=== WHAT IS BEING ASKED ===
Your answer is a copy of every line in the records where "date" appears.

Data records for software interfaces

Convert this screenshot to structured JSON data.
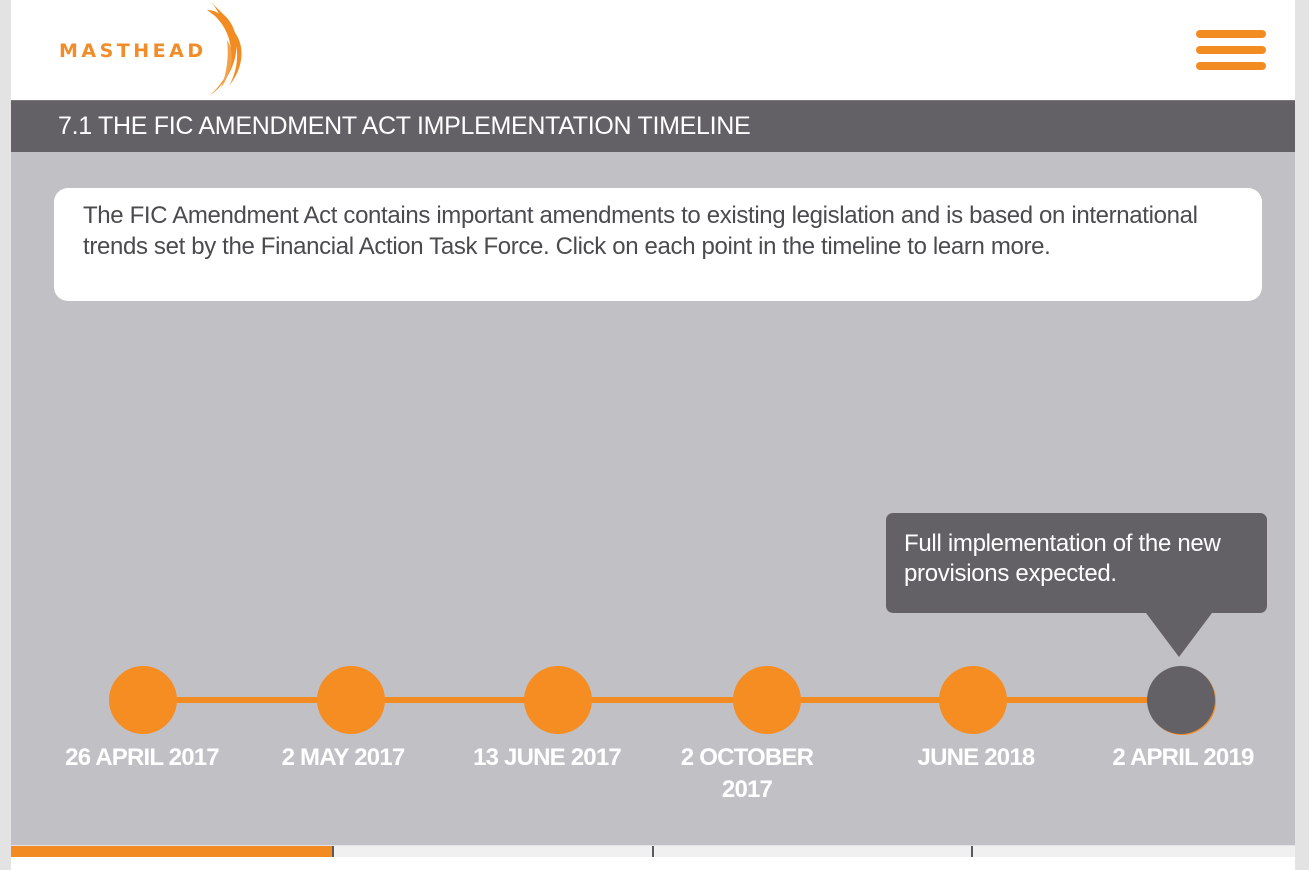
{
  "header": {
    "logo_text": "MASTHEAD",
    "menu_icon": "hamburger-menu-icon"
  },
  "page": {
    "title": "7.1 THE FIC AMENDMENT ACT IMPLEMENTATION TIMELINE",
    "intro": "The FIC Amendment Act contains important amendments to existing legislation and is based on international trends set by the Financial Action Task Force. Click on each point in the timeline to learn more."
  },
  "timeline": {
    "points": [
      {
        "date": "26 APRIL 2017",
        "active": false
      },
      {
        "date": "2 MAY 2017",
        "active": false
      },
      {
        "date": "13 JUNE 2017",
        "active": false
      },
      {
        "date": "2 OCTOBER 2017",
        "active": false
      },
      {
        "date": "JUNE 2018",
        "active": false
      },
      {
        "date": "2 APRIL 2019",
        "active": true
      }
    ],
    "tooltip": "Full implementation of the new provisions expected."
  },
  "progress": {
    "segments": 4,
    "completed_fraction": 0.25
  },
  "colors": {
    "accent": "#f28c22",
    "dark": "#636166",
    "background": "#c1c0c5"
  }
}
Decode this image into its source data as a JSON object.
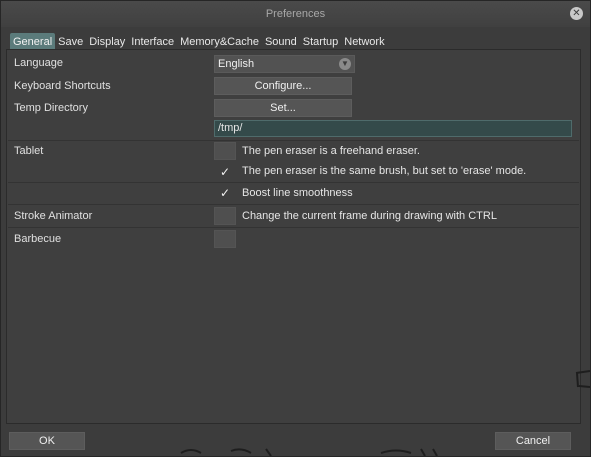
{
  "window": {
    "title": "Preferences"
  },
  "tabs": [
    {
      "label": "General",
      "active": true
    },
    {
      "label": "Save",
      "active": false
    },
    {
      "label": "Display",
      "active": false
    },
    {
      "label": "Interface",
      "active": false
    },
    {
      "label": "Memory&Cache",
      "active": false
    },
    {
      "label": "Sound",
      "active": false
    },
    {
      "label": "Startup",
      "active": false
    },
    {
      "label": "Network",
      "active": false
    }
  ],
  "general": {
    "language": {
      "label": "Language",
      "value": "English"
    },
    "keyboard_shortcuts": {
      "label": "Keyboard Shortcuts",
      "button": "Configure..."
    },
    "temp_directory": {
      "label": "Temp Directory",
      "button": "Set...",
      "path": "/tmp/"
    },
    "tablet": {
      "label": "Tablet",
      "options": [
        {
          "label": "The pen eraser is a freehand eraser.",
          "checked": false
        },
        {
          "label": "The pen eraser is the same brush, but set to 'erase' mode.",
          "checked": true
        },
        {
          "label": "Boost line smoothness",
          "checked": true
        }
      ]
    },
    "stroke_animator": {
      "label": "Stroke Animator",
      "option": {
        "label": "Change the current frame during drawing with CTRL",
        "checked": false
      }
    },
    "barbecue": {
      "label": "Barbecue",
      "checked": false
    }
  },
  "footer": {
    "ok": "OK",
    "cancel": "Cancel"
  },
  "icons": {
    "close": "close-icon",
    "combo_arrow": "chevron-down-icon",
    "check": "checkmark-icon"
  },
  "colors": {
    "active_tab": "#5b7b7b",
    "path_field": "#344a4a",
    "background": "#3c3c3c"
  }
}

=== ANSWER SPACE ===
        "date": "26 APRIL 2017",
        "date": "2 MAY 2017",
        "date": "13 JUNE 2017",
        "date": "2 OCTOBER 2017",
        "date": "JUNE 2018",
        "date": "2 APRIL 2019",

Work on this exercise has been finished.